    There's no "Tech Help" forum on this site, but this is the "Gear" forum, so I'll try here. I have several pieces of old Altec tube gear, all of which have been put back into "like new" condition. Unfortunately, the compressor, a 436b, has started distorting no matter how I set the single gain control and no matter what level signal I send into the input. Its not full on fuzz, its just that each individual note breaks up a little. (I'm using it on bass guitar). In between notes, the compressor is as quiet as any 40 year old tube unit. How can I determine what is causing this breakup? (I have finally found a great equipment tech, but he hasn't gotten near working on the last thing I dropped off, so this compressor ain't gonna be serviced for at least a few months. The good techs are always backed up......) This unit is so amazingly simple that there can only be a limited number of possibilities as to what's wrong. Any suggestions on how to safely narrow down the potential causes of the trouble? I've got a multimeter, a copy of the schematic and lots of time to kill before my tech will be available, can anyone point me in the right direction?

    Thanks,

    Steve
    sjp@soca.com :confused:
     
  2. dseward

    dseward Guest

    Steve, I once spent a day rebuilding an Altec 436B and it still had some distortion. I finally cleaned the input attenuator and the problem disappeared! If I remember correctly the input pot is a dual pot with one half of the atten. affecting the gain reduction circuit.
    Next thing to do is to check the B+ voltage after the selenium rectifier and make sure it's right. If there is any problem with the selenium rectifier I usually replace the it with a pair of silicon diodes.
    Next check the capacitors and resistors in the stage where you think the problem is located. At that point I usually just go ahead and replace all the old caps since there aren't that many in the 436.
    Also a quick check is to check your tubes on a good tube tester(mutual conductance type) Also you can substitute a new tube one tube at a time and see if that helps. The Altec circuit is simple and thus is very easily thrown off.
    Good luck! dseward Greensboro NC
     
  3. hollywood_steve

    hollywood_steve Active Member

    Joined:
    Jan 3, 2001
    Thanks, that's exactly what I was looking for!

    Steve
     
  4. RandomGuest

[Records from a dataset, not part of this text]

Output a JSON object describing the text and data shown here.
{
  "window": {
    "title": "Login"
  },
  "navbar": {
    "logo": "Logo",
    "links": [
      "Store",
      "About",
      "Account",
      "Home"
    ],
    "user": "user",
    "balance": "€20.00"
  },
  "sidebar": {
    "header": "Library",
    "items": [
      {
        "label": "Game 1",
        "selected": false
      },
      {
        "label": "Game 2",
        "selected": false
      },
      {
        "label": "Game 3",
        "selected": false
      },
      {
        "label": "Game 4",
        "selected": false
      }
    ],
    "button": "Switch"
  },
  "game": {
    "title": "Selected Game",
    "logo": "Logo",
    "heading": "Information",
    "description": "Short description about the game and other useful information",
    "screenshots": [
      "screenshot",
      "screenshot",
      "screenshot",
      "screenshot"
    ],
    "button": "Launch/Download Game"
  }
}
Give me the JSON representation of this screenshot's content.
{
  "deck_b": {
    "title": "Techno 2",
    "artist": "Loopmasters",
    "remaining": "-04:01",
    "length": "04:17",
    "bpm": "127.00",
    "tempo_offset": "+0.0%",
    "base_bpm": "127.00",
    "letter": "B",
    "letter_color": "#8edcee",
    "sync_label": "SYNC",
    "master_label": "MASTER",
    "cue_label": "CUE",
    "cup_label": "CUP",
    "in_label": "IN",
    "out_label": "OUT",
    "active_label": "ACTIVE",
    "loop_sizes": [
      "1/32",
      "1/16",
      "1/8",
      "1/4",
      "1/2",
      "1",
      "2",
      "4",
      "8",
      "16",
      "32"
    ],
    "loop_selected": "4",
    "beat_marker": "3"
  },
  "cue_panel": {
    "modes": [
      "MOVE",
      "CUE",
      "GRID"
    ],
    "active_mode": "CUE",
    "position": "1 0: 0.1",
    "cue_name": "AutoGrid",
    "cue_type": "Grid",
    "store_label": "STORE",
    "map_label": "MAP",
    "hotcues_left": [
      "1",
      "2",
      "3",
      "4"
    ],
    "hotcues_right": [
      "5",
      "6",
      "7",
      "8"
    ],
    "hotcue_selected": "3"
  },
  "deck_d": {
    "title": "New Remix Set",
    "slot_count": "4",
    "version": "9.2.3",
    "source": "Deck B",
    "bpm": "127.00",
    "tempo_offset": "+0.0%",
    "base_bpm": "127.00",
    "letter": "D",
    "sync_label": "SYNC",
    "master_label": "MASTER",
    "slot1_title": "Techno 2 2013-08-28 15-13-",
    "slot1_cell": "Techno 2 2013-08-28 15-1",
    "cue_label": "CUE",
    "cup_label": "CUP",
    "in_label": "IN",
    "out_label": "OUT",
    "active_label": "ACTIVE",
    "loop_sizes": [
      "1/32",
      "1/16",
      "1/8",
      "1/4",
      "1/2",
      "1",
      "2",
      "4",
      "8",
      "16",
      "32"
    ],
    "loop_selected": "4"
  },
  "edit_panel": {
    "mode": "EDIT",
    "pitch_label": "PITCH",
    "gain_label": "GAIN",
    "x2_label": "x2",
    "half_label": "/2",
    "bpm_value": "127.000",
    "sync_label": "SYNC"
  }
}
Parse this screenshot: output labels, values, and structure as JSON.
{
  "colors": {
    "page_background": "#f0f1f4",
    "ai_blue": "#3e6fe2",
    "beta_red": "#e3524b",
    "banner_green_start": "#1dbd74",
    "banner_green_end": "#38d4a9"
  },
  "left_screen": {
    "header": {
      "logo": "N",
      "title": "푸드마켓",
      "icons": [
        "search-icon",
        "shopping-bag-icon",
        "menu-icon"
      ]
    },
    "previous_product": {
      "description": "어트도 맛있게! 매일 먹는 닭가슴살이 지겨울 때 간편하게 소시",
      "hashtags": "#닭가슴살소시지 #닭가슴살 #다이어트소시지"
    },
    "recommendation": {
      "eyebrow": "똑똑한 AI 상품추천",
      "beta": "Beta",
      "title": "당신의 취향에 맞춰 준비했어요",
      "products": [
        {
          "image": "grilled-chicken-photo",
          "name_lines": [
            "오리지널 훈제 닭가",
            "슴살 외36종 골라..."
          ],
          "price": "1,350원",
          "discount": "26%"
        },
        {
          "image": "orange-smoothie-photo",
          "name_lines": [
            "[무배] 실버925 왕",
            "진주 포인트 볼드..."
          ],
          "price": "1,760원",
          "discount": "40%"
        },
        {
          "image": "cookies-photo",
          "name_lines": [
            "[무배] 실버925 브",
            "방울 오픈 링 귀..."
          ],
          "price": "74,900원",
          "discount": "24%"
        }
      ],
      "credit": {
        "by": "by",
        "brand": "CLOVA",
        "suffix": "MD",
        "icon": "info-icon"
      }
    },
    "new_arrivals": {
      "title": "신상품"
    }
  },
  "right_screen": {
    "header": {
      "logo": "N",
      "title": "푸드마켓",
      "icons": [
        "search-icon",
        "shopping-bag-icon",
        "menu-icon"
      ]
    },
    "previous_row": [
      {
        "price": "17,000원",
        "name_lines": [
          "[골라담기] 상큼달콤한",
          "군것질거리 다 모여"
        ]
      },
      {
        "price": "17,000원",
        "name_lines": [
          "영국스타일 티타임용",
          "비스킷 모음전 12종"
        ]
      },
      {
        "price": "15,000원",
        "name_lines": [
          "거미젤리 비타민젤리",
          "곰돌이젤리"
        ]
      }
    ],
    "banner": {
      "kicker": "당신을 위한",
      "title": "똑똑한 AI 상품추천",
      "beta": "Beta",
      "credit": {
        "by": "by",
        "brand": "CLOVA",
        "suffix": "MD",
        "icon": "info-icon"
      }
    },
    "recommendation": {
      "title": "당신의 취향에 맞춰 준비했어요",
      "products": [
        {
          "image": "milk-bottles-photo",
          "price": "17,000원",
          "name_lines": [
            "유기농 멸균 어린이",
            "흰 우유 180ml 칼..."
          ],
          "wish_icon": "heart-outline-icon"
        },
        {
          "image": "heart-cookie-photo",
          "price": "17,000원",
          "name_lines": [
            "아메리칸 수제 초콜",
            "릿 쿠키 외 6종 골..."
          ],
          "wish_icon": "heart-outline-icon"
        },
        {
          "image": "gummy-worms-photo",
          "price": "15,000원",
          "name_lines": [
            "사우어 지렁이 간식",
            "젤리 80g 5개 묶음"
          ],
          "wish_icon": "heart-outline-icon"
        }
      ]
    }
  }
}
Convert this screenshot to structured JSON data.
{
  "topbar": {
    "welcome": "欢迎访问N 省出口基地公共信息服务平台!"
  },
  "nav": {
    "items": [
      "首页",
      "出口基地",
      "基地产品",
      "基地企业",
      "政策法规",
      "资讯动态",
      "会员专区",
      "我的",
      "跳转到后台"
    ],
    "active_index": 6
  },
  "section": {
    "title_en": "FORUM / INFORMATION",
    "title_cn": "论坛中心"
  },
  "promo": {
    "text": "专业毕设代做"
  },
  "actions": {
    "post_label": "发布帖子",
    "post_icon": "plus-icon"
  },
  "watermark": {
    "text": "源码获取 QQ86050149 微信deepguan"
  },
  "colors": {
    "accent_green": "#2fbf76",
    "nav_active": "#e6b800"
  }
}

    RandomGuest Guest

    Joined:
    Feb 10, 2001
    Originally posted by hollywood_steve:
    Unfortunately, the compressor, a 436b, has started distorting no matter how I set the single gain control and no matter what level signal I send into the input.


    That's not a bug, it's a feature... :D
     
  5. hollywood_steve

    hollywood_steve Active Member

    Joined:
    Jan 3, 2001
    That's not a bug, it's a feature
    <<<<<<<<<<<<<<<<<<<<<<<<<<<<<<<<<<<<<<<

    OK, I was expecting that. But seriously, I'm pretty familiar with how these things are supposed to sound, and it is now distorting more than expected - too much to be of any use. One interesting discovery: while reading up on tube compressors and how they work, I looked at a lot of schematics, both Altec and other manufacturers. I was really surprised at how incredibly similar the Altec 436b and the Universal Audio 175 schematics are. The 175 certainly has a lot more to it, but it contains almost the entire 436b circuit. It almost seems like you could build a 175 by starting with an old 436b and just adding to it. Considering how many people think of the Altec gear as "crappy PA junk," it seems like the designers at UA disagreed. They seem to have followed Altec's earlier design pretty closely when designing their 175. Ya learn something new every day.....
     

Share This Page